“Hey there.” Chrissy’s voice. I can’t bear to look at her. “One Bloody Mary to take the edge off. Sorry it’s not Tito’s. Oh, and here’s something for your reading pleasure.” I hear the tap of a glass and the rustle of a newspaper as she sets them on my tray. She squeaks on to the next row.

I need liquor as I’ve never needed it before. My head still cradled in the nook of my right arm, I fumble for my drink with my left. I palm the glass and roll the celery stalk between my fingers. I raise my head and bring the glass toward my lips. As I’m about to gulp it, the smell hits me. Blood. My eyes fly open and regard the contents of the glass. Not a celery stalk, a finger! A tiny solitaire diamond ring still encircles it above the knuckle. The drink tumbles from my shaking hand soaks the newspaper on my tray. I can still make out the headline. PLANE CRASH – FLIGHT 765 TO CHICAGO. All one hundred eighty passengers dead. Ice shoots through my body paralyzing me, freezing the scream that tries to escape my lips. I’m already dead. All of us are. And the good ones have disappeared.

A crackle of the intercom and the pilot’s voice. “Please adjust your tray tables and return your seats to their upright position. We’re making our final descent.”

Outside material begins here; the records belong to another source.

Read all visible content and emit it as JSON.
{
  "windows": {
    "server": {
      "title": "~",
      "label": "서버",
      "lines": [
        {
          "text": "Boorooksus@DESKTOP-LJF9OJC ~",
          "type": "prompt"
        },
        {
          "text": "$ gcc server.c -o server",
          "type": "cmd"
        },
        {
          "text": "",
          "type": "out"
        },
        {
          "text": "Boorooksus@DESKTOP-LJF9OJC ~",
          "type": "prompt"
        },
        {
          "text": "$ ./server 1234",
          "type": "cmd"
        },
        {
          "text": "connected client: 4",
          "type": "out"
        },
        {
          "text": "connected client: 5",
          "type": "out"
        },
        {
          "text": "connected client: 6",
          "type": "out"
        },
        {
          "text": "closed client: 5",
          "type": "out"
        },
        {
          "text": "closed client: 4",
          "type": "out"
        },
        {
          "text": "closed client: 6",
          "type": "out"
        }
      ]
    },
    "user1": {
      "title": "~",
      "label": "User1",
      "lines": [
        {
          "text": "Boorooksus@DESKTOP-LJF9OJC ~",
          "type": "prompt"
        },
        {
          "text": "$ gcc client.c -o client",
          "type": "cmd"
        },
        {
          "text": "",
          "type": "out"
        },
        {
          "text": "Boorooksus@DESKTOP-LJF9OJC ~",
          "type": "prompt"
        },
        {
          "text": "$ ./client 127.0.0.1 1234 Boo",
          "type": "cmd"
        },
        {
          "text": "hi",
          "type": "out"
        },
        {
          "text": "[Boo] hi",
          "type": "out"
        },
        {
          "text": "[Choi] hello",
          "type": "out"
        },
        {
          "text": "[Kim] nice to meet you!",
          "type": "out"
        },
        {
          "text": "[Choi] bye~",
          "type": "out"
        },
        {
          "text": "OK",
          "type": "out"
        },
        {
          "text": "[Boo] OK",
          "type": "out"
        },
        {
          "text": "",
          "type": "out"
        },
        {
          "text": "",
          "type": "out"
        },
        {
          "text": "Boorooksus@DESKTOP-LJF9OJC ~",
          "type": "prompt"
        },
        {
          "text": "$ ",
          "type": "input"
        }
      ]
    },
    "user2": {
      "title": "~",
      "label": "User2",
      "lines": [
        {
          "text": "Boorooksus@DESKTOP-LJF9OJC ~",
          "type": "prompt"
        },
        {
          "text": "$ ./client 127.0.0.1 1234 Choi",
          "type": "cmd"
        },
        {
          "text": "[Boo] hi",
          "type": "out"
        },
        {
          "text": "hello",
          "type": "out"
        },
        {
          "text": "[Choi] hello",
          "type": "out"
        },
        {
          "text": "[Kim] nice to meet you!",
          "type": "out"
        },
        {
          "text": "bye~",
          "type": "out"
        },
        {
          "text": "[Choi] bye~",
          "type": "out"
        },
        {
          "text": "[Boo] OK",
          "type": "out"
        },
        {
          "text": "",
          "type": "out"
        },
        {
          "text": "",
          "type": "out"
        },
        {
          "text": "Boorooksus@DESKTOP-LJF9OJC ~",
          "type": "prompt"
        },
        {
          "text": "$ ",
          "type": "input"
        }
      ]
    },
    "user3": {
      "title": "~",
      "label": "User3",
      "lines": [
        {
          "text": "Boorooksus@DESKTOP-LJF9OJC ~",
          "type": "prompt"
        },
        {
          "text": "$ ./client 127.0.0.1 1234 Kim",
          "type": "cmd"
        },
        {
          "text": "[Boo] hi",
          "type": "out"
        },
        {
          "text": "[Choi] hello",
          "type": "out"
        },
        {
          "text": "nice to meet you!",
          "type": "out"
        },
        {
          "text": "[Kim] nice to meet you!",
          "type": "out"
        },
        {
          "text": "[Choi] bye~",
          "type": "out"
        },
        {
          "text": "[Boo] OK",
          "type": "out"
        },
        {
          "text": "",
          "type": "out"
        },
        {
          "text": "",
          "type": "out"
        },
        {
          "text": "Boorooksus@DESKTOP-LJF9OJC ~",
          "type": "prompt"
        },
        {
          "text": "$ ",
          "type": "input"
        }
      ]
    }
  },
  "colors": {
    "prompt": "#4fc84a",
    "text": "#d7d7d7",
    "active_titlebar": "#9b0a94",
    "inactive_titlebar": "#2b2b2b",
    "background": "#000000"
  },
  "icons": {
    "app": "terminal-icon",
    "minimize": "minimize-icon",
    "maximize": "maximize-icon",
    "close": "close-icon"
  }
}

Parker has been conjuring up stories ever since he could dream. He recently began transcribing them after waking. His fiction has appeared in Sixfold, Across the Margin, and Amarillo Bay (forthcoming).